Kyra Woods is an organizer for the Sierra Club's Illinois chapter and for the Ready For 100 Chicago Collective, a city-wide coalition comprised of a group of community organizations that has been working towards passing the clean energy resolution. "Setting the goal to power our city with 100 percent clean, renewable energy is a monumental achievement.

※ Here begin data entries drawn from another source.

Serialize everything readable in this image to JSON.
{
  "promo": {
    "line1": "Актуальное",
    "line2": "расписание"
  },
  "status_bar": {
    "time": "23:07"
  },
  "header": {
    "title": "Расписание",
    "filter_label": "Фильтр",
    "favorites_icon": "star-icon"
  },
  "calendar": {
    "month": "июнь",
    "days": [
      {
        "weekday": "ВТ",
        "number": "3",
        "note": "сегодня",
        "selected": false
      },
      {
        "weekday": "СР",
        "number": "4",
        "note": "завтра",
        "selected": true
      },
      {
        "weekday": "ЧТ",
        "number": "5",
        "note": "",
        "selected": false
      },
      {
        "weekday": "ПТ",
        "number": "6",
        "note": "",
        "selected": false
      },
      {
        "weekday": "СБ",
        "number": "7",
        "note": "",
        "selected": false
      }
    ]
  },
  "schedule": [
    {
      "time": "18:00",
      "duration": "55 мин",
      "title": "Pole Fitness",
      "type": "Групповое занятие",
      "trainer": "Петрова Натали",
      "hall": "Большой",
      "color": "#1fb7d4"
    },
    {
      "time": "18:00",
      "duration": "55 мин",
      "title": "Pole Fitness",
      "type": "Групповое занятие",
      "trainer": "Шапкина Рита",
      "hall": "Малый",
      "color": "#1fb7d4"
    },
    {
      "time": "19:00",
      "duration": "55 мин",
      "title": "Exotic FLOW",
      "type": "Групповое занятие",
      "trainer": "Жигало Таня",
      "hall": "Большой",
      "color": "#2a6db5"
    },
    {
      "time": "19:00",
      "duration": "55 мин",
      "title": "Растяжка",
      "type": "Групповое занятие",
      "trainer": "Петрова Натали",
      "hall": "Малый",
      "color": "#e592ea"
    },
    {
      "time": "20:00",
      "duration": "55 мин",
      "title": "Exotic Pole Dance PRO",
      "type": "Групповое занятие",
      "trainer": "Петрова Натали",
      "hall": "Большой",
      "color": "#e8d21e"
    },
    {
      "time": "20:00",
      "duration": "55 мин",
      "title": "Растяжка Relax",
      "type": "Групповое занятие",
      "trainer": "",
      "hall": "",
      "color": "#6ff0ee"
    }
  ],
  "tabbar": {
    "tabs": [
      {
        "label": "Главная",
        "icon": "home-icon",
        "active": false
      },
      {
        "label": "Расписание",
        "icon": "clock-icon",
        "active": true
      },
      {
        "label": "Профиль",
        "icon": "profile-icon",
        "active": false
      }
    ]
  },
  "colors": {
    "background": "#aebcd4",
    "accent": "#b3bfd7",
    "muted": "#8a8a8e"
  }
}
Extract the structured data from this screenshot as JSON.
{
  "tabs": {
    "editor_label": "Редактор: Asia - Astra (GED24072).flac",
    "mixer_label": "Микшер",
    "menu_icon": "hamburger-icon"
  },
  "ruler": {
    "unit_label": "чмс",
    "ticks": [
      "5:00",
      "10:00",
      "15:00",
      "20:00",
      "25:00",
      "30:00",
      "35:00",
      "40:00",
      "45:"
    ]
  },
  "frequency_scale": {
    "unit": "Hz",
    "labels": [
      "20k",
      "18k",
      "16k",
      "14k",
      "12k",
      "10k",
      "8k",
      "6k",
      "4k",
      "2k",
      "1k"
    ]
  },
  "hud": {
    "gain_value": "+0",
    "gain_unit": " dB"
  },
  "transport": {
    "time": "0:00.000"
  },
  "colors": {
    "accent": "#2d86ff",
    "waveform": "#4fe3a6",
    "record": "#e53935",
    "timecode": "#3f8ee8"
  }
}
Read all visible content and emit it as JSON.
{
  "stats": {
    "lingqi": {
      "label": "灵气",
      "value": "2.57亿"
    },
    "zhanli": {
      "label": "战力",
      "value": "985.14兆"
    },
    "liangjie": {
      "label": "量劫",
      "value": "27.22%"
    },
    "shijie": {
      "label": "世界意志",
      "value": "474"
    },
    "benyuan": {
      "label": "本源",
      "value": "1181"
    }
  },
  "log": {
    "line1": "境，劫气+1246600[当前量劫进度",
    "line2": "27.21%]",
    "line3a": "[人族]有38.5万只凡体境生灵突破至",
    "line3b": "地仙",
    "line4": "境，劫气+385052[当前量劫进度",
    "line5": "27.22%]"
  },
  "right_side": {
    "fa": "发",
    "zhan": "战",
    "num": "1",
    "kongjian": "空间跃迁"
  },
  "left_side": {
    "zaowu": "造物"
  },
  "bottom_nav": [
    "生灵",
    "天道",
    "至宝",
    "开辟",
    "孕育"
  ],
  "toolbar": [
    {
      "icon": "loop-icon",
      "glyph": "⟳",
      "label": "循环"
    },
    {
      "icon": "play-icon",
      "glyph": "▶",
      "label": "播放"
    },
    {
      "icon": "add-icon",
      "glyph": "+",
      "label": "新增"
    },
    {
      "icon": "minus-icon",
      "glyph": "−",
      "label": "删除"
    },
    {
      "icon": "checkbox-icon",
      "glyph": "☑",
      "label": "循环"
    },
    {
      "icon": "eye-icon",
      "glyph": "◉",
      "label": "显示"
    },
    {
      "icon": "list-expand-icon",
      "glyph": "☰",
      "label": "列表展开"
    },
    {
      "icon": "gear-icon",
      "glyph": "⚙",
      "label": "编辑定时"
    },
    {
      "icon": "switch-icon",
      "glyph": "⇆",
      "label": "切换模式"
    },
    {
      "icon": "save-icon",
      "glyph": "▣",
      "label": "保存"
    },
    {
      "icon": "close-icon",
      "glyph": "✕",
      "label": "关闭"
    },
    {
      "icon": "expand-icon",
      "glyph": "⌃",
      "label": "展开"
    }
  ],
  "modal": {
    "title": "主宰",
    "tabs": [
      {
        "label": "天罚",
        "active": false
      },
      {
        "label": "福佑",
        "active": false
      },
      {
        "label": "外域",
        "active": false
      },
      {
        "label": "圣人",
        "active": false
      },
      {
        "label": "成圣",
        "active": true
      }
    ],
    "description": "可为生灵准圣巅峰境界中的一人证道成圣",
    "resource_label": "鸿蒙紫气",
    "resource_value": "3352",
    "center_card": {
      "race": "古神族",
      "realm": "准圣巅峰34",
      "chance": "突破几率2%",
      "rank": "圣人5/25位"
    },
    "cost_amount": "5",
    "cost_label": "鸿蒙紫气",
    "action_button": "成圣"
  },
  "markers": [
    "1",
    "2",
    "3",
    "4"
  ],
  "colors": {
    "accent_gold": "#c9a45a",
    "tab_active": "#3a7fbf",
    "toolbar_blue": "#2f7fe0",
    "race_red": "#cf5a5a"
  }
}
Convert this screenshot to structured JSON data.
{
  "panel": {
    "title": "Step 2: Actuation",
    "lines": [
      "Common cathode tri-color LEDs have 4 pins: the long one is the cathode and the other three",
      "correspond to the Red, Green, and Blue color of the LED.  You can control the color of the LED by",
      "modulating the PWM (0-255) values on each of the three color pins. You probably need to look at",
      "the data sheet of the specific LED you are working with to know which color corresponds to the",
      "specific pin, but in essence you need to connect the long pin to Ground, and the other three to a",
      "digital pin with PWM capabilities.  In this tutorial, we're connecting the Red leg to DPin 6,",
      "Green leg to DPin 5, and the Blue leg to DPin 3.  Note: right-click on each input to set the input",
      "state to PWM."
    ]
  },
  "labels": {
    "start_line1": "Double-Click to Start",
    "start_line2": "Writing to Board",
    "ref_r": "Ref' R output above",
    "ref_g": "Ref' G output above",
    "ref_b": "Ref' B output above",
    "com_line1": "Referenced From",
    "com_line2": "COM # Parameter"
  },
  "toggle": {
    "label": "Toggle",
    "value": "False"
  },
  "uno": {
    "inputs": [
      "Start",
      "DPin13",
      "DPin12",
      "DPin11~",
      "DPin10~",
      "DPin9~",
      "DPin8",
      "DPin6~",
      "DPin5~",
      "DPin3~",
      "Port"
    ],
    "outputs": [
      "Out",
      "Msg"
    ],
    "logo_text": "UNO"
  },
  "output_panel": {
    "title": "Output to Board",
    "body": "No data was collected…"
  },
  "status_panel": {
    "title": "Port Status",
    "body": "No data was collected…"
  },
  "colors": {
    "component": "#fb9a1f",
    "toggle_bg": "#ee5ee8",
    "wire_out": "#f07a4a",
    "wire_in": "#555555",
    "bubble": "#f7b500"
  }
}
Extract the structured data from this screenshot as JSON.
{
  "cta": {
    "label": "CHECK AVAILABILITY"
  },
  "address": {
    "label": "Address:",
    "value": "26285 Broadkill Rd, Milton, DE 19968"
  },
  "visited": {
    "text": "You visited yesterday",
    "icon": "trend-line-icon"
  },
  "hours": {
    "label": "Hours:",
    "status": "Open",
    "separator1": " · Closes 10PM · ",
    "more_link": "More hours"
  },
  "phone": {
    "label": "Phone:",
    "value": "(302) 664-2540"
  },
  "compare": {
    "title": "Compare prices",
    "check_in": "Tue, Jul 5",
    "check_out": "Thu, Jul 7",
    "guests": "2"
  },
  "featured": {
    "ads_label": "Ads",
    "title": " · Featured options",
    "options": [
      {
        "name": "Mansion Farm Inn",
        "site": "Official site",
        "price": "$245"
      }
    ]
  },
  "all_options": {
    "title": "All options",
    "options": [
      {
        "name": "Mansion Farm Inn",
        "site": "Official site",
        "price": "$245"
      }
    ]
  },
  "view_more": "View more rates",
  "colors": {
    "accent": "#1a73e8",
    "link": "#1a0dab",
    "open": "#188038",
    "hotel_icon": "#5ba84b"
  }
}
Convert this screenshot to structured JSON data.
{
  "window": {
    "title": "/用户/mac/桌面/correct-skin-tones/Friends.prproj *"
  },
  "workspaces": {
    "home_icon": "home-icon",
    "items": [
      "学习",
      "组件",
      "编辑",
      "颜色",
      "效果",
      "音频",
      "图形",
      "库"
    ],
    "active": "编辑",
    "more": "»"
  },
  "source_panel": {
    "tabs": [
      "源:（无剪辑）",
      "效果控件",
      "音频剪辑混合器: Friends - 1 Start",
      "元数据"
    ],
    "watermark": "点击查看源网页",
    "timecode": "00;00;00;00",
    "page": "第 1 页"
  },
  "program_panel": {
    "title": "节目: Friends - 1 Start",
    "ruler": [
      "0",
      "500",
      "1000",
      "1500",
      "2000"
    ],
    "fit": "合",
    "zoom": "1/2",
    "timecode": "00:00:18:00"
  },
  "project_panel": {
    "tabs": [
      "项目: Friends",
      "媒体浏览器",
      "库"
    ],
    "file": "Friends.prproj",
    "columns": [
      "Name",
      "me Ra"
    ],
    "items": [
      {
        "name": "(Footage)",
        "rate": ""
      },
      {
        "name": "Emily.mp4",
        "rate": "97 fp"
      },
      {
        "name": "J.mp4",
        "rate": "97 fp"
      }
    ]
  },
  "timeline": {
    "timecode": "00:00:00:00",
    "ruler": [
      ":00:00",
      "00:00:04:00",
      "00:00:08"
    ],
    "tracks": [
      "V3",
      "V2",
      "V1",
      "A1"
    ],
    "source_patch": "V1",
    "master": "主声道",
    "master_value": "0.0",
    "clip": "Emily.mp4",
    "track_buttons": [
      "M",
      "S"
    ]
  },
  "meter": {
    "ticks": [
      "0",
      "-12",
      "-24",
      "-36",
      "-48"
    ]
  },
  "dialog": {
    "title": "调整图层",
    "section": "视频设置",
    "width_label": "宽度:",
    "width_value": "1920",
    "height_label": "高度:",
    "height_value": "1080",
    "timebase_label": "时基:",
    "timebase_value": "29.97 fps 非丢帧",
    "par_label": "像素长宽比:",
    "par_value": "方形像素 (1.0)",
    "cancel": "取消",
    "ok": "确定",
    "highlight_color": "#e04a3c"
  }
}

It is through bold, local action that we can enable meaningful participation and cultivate strong benefits for our local communities throughout this process," Woods said in a statement in a press release on the Sierra Club's website. "Setting a goal is just the beginning; Sierra Club looks forward to our continued collaboration with community groups, the City of Chicago, businesses, and other stakeholders as we advance a just, clean energy transition for all of Chicago."
Chicago still has a long way to go when it comes to planning and instituting all the necessary changes to achieve 100 clean energy, but it's exciting that such a large U.S. city is officially working towards such an important goal.